A lot of people end up losing their homes to foreclosure. Sometimes, a job loss or a sudden disability makes it impossible for someone to keep up with the mortgage. Sometimes, a marriage falls apart before there's enough equity in a home to sell it successfully, and neither spouse can afford to handle the mortgage payments alone. Sometimes, the price of real estate in an area just falls through, and borrowers feel compelled to walk away from mortgages that have put them underwater.
Back in 2008, Abu Dhabi Investment Council paid $800 million for 90 percent ownership of the iconic Chrysler Building in New York City. It turns out, that wasn't the best of investments.
Investing in residential property is popular for a number of reasons. It's often a great way for novice investors to get started when building a real estate portfolio and lease negotiations with renters aren't nearly as complicated as the kind that comes with commercial property.

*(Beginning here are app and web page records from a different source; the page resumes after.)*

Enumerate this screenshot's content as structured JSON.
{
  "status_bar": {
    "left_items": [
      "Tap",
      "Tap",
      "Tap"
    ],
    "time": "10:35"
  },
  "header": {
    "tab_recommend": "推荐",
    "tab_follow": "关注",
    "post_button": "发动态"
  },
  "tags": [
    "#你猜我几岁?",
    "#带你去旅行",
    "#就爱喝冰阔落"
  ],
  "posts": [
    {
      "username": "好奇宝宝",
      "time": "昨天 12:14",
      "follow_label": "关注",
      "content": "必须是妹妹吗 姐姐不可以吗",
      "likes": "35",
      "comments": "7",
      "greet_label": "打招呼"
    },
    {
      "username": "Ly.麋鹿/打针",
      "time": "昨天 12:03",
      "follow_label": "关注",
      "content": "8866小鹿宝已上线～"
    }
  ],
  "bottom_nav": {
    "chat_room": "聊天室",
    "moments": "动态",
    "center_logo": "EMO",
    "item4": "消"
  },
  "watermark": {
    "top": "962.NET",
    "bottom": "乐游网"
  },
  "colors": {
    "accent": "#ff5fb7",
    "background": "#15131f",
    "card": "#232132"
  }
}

Starting a new business in New York with a partner is exciting and it feels like the sky is the limit. Dissolving that partnership is complex and often frustrating. Not only do you have to navigate the complicated legal process, but you feel like that dream you both worked toward has died.

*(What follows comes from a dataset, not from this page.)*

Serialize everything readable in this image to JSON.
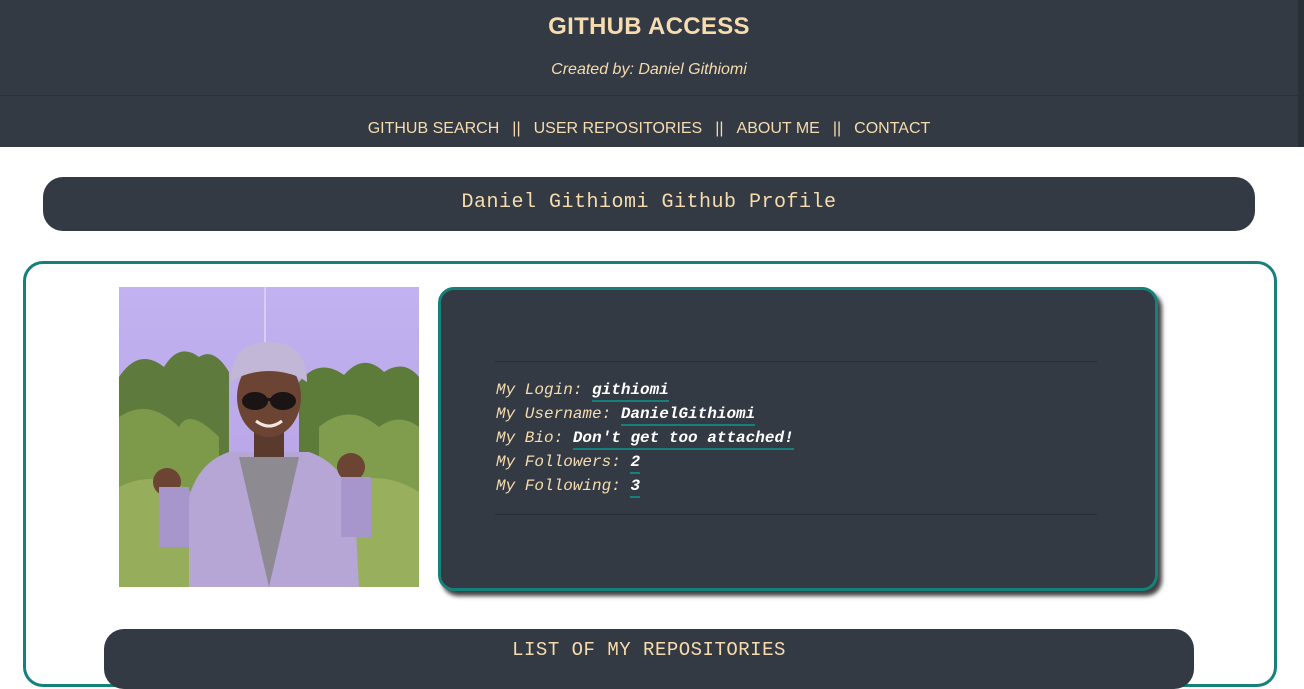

Effective this year, there are some new laws that can impact residents of New York City condominiums and co-ops as well as the boards and corporations responsible for these residences. Let's look at two that are aimed at the health and safety of the people who live there.